__Work order__.
Could you output the listing that follows exactly, without its images?

__Data for analysis__.
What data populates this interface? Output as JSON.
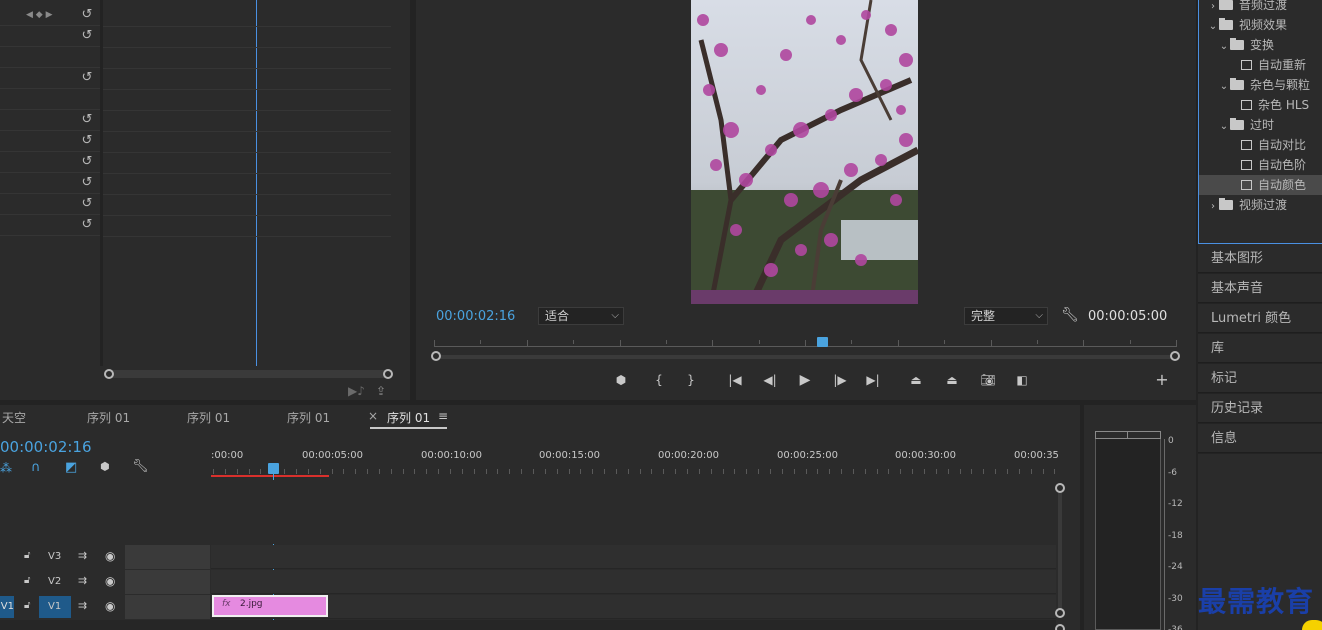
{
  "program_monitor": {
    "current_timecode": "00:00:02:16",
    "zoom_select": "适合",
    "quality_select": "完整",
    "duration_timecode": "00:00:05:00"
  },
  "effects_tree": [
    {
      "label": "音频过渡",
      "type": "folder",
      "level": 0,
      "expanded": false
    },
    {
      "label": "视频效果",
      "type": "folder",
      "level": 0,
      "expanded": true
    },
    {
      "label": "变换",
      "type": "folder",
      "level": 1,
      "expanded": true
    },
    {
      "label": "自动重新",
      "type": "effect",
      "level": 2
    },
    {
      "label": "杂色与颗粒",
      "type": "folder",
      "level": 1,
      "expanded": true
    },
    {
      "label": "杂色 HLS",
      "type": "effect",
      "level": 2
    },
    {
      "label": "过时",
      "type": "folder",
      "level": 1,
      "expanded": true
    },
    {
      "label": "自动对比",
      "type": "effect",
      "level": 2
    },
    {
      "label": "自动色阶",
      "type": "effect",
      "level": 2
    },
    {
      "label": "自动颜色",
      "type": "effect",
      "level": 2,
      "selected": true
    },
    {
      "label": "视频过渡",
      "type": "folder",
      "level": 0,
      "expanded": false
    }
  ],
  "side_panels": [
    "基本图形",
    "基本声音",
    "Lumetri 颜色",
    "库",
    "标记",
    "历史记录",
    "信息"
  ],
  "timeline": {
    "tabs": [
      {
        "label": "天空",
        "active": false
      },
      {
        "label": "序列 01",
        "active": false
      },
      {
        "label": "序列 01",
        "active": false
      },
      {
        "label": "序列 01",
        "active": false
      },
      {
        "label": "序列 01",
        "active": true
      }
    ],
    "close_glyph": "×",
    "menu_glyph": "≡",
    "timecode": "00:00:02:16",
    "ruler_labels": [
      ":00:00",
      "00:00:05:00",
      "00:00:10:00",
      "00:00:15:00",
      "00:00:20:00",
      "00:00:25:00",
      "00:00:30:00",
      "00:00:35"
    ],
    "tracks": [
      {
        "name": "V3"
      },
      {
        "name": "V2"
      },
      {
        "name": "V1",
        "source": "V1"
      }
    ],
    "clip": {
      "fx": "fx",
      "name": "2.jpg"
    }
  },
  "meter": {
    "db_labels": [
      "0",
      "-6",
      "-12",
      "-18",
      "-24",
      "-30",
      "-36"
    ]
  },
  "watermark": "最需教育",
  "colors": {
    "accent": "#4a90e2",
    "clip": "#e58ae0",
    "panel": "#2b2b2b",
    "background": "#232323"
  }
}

__The completed task__.
What data populates this interface? Output as JSON.
{
  "program_monitor": {
    "current_timecode": "00:00:02:16",
    "zoom_select": "适合",
    "quality_select": "完整",
    "duration_timecode": "00:00:05:00"
  },
  "effects_tree": [
    {
      "label": "音频过渡",
      "type": "folder",
      "level": 0,
      "expanded": false
    },
    {
      "label": "视频效果",
      "type": "folder",
      "level": 0,
      "expanded": true
    },
    {
      "label": "变换",
      "type": "folder",
      "level": 1,
      "expanded": true
    },
    {
      "label": "自动重新",
      "type": "effect",
      "level": 2
    },
    {
      "label": "杂色与颗粒",
      "type": "folder",
      "level": 1,
      "expanded": true
    },
    {
      "label": "杂色 HLS",
      "type": "effect",
      "level": 2
    },
    {
      "label": "过时",
      "type": "folder",
      "level": 1,
      "expanded": true
    },
    {
      "label": "自动对比",
      "type": "effect",
      "level": 2
    },
    {
      "label": "自动色阶",
      "type": "effect",
      "level": 2
    },
    {
      "label": "自动颜色",
      "type": "effect",
      "level": 2,
      "selected": true
    },
    {
      "label": "视频过渡",
      "type": "folder",
      "level": 0,
      "expanded": false
    }
  ],
  "side_panels": [
    "基本图形",
    "基本声音",
    "Lumetri 颜色",
    "库",
    "标记",
    "历史记录",
    "信息"
  ],
  "timeline": {
    "tabs": [
      {
        "label": "天空",
        "active": false
      },
      {
        "label": "序列 01",
        "active": false
      },
      {
        "label": "序列 01",
        "active": false
      },
      {
        "label": "序列 01",
        "active": false
      },
      {
        "label": "序列 01",
        "active": true
      }
    ],
    "close_glyph": "×",
    "menu_glyph": "≡",
    "timecode": "00:00:02:16",
    "ruler_labels": [
      ":00:00",
      "00:00:05:00",
      "00:00:10:00",
      "00:00:15:00",
      "00:00:20:00",
      "00:00:25:00",
      "00:00:30:00",
      "00:00:35"
    ],
    "tracks": [
      {
        "name": "V3"
      },
      {
        "name": "V2"
      },
      {
        "name": "V1",
        "source": "V1"
      }
    ],
    "clip": {
      "fx": "fx",
      "name": "2.jpg"
    }
  },
  "meter": {
    "db_labels": [
      "0",
      "-6",
      "-12",
      "-18",
      "-24",
      "-30",
      "-36"
    ]
  },
  "watermark": "最需教育",
  "colors": {
    "accent": "#4a90e2",
    "clip": "#e58ae0",
    "panel": "#2b2b2b",
    "background": "#232323"
  }
}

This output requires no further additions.